(188ai) Nanoscale Sensors for Multi-Modal Detection of Genotoxic Agents

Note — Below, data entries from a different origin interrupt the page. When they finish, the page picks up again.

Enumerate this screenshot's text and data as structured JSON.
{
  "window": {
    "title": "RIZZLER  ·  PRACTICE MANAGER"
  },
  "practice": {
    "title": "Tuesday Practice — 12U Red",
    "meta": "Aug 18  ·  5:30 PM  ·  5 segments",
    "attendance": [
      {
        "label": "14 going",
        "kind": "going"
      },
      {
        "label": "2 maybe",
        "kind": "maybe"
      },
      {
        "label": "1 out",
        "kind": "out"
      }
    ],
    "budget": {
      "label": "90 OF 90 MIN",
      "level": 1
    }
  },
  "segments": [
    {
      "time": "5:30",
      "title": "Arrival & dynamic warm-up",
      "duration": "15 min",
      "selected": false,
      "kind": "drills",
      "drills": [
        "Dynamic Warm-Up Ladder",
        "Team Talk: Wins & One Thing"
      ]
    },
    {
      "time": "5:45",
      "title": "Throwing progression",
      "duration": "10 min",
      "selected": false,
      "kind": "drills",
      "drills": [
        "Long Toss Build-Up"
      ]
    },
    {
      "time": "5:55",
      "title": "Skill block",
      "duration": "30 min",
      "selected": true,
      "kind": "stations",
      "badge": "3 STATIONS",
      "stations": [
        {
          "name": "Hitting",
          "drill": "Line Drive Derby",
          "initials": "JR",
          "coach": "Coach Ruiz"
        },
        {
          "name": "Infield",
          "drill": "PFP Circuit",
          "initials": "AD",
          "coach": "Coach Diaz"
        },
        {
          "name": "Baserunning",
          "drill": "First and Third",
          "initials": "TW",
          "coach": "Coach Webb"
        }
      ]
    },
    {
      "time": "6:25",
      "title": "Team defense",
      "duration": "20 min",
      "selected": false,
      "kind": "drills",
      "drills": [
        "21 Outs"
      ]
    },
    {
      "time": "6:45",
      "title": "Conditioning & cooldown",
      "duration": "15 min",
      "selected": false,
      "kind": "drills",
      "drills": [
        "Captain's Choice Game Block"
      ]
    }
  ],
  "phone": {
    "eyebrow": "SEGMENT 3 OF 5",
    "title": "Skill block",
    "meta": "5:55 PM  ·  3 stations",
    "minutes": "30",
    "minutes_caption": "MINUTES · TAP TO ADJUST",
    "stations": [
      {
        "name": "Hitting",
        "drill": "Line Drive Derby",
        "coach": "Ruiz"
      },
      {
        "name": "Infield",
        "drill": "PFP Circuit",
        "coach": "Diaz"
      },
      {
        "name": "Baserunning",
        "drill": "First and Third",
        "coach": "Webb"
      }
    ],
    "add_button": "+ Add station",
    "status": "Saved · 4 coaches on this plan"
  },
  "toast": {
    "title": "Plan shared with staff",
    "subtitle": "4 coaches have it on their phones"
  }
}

Reactive oxygen species (ROS) and active alkylating chemotherapeutics are important bioanalytes but difficult to measure selectively, in vivo, or in real time. A new nanoscale optical sensor platform under development can detect as well as identify these analytes in situ. Carbon nanotube-DNA complexes, formed by individually encapsulating nanotubes with oligonucleotides, respond in real time to these agents via multiple optical modes, giving each analyte a distinct optical signature. Single-walled carbon nanotubes are environmentally sensitive and emit tissue-transparent near-infrared photoluminescence. By their encapsulation in short strands of synthetic DNA, we introduce a selective handle for changing their emission, allowing detection of DNA-damaging oxygen species or alkylating agents, by red-shifts in emission energy as well as optical quenching, giving multiple detection modes which result in analyte specificity. The nanotube-DNA complexes exhibit uptake into mammalian cells via endocytosis without cytotoxic effects and transduce analyte activity information live and in situ.